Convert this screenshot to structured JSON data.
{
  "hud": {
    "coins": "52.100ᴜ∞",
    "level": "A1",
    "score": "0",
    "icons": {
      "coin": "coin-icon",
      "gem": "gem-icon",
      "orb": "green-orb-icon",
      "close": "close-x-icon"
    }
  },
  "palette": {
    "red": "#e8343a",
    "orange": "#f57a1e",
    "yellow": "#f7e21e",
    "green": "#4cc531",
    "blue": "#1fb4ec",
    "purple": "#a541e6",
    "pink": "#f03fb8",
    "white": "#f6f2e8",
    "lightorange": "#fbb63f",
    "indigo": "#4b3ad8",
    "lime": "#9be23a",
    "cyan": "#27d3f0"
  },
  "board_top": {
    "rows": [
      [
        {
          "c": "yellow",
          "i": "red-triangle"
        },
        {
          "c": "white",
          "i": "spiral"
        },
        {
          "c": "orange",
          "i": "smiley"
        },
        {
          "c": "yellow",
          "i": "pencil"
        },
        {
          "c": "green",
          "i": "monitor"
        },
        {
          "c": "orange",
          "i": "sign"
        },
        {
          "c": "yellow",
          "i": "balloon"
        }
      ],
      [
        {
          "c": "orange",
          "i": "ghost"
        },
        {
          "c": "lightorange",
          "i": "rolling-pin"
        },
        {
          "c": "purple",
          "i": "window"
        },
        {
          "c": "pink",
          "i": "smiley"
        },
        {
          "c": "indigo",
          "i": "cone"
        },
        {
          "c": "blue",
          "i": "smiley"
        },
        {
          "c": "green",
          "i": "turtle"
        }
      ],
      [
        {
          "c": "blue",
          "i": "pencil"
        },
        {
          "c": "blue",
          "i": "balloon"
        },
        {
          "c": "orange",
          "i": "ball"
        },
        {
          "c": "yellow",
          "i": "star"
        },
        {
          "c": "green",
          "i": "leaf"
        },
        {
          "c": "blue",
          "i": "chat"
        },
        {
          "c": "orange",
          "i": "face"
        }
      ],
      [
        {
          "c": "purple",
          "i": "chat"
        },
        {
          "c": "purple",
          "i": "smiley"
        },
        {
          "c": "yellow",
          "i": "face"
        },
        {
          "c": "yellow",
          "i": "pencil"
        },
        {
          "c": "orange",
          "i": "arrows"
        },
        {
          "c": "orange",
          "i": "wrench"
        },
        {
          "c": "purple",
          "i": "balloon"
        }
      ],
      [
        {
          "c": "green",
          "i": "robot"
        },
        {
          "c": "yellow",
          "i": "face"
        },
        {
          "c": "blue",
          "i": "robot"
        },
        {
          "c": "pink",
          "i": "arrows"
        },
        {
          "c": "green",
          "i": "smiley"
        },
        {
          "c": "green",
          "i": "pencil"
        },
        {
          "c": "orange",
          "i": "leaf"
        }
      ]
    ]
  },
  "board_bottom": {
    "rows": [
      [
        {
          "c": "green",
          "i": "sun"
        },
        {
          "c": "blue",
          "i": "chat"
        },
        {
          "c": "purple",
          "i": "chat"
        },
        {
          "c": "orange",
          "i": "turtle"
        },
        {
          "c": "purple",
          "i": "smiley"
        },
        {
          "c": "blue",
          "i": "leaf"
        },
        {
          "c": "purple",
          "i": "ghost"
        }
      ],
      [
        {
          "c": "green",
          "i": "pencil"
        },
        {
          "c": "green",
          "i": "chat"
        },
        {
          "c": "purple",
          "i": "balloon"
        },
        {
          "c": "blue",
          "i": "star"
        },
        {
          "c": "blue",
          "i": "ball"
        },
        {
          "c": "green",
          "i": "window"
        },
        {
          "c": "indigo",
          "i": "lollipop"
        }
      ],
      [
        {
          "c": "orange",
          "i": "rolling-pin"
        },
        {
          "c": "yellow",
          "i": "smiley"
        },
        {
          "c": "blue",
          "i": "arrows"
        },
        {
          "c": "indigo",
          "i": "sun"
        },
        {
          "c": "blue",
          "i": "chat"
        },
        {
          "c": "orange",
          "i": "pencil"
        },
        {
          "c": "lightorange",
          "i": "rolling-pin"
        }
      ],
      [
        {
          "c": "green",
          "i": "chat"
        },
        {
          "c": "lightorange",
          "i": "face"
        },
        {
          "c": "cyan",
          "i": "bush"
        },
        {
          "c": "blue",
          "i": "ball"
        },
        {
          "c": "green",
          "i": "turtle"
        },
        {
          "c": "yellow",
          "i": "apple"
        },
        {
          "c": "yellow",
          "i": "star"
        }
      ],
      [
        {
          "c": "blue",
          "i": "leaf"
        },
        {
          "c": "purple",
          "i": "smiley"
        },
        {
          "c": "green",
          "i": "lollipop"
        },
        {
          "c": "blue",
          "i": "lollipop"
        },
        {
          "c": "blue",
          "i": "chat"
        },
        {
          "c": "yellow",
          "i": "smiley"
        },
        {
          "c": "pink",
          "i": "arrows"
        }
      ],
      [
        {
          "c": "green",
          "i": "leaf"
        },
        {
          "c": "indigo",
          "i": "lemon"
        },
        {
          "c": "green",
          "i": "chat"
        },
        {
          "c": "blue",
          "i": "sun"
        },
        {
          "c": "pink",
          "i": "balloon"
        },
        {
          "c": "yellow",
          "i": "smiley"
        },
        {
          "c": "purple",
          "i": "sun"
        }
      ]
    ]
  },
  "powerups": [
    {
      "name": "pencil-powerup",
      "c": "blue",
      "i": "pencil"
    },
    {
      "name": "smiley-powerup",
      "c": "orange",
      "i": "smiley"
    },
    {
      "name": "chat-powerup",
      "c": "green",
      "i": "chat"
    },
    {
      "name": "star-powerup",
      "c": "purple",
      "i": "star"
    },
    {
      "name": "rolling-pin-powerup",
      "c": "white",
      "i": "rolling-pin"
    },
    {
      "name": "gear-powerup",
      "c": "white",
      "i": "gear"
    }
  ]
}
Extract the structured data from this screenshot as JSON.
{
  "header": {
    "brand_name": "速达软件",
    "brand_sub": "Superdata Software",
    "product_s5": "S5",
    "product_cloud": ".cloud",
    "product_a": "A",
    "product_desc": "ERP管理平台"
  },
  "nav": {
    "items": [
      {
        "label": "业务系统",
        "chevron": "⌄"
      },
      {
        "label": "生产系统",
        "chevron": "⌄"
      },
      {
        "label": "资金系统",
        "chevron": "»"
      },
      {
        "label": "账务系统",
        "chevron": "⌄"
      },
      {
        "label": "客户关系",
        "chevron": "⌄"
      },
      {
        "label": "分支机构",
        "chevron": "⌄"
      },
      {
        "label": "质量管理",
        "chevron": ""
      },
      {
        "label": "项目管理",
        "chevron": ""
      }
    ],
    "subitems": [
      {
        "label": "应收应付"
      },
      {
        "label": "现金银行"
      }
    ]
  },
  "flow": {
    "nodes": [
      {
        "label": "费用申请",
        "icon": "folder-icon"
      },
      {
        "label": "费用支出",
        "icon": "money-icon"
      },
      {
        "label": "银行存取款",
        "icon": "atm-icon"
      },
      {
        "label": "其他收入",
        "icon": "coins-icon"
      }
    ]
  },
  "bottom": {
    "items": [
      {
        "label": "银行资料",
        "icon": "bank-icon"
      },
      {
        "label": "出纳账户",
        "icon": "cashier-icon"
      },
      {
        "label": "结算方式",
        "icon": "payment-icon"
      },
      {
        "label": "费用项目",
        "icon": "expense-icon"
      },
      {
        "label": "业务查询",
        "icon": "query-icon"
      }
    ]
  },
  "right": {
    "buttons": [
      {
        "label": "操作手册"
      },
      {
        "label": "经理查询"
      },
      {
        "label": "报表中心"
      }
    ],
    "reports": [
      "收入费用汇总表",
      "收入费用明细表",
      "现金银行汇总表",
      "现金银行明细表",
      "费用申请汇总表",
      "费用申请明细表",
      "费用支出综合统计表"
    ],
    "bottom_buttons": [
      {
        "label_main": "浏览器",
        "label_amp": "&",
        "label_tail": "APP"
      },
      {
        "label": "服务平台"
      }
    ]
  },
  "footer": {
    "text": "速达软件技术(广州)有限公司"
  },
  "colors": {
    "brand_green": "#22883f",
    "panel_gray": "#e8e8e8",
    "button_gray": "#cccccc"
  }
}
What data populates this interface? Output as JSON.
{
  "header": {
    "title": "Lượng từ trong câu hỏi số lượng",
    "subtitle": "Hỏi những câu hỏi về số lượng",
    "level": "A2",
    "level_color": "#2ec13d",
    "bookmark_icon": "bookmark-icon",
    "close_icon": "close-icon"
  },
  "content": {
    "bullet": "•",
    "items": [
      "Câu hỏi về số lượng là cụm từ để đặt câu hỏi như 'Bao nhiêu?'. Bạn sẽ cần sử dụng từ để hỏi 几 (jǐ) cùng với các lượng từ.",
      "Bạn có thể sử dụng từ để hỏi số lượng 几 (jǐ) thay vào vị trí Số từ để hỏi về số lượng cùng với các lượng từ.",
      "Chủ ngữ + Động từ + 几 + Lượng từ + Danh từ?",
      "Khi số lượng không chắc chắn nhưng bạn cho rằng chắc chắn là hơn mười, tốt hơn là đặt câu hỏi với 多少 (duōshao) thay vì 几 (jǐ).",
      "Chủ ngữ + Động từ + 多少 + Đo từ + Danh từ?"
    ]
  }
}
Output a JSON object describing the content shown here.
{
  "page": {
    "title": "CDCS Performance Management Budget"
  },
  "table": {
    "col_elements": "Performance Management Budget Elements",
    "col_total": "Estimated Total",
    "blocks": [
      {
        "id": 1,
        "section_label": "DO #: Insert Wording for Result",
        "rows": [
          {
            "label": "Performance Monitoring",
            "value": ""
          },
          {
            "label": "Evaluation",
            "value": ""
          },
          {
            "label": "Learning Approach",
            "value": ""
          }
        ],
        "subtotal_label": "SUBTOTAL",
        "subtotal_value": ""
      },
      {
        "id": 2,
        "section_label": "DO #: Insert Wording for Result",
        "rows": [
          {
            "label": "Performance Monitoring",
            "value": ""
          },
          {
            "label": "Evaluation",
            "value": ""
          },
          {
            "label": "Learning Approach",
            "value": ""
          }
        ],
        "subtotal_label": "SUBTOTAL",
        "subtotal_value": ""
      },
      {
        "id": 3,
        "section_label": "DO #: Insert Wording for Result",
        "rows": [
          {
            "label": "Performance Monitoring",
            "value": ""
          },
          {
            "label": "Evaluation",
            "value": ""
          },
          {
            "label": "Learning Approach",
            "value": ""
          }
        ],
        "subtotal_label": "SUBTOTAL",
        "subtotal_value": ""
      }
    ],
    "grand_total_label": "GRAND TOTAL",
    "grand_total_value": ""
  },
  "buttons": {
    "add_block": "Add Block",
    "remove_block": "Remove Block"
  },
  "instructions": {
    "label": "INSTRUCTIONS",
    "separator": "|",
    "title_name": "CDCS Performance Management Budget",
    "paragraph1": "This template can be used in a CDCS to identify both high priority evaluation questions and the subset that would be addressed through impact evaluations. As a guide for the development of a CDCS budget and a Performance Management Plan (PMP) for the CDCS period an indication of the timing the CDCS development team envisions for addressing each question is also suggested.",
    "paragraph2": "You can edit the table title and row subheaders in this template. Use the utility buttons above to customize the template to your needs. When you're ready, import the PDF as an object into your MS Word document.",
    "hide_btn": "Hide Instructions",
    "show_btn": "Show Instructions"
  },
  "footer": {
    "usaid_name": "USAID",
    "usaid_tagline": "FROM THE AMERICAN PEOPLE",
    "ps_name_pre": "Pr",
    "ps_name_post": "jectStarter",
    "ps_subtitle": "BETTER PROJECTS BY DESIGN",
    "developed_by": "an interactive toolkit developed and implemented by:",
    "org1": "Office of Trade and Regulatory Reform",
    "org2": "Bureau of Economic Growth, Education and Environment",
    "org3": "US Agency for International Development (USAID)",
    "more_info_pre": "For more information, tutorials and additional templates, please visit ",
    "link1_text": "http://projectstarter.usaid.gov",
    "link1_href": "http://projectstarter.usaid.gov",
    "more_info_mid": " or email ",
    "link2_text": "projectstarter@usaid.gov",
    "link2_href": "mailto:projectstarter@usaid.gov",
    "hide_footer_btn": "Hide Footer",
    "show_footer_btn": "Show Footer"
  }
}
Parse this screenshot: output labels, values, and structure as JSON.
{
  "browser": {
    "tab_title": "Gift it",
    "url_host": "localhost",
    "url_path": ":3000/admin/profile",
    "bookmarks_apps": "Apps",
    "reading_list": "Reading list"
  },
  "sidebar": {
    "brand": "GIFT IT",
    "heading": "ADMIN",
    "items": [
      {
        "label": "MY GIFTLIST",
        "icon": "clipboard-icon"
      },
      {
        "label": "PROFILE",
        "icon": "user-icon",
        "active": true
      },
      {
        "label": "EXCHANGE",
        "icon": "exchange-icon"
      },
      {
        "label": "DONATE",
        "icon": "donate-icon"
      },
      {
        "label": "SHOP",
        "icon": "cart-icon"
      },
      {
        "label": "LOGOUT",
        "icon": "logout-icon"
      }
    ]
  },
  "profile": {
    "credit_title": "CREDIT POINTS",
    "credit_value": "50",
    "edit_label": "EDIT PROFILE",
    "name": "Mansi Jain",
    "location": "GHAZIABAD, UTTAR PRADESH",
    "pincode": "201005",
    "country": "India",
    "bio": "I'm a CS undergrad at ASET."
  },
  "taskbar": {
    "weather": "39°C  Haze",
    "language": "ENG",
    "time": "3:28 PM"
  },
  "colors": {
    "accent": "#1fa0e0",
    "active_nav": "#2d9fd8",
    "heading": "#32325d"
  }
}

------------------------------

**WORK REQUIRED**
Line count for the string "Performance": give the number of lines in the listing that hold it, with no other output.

**OUTPUT FOR THIS TASK**
7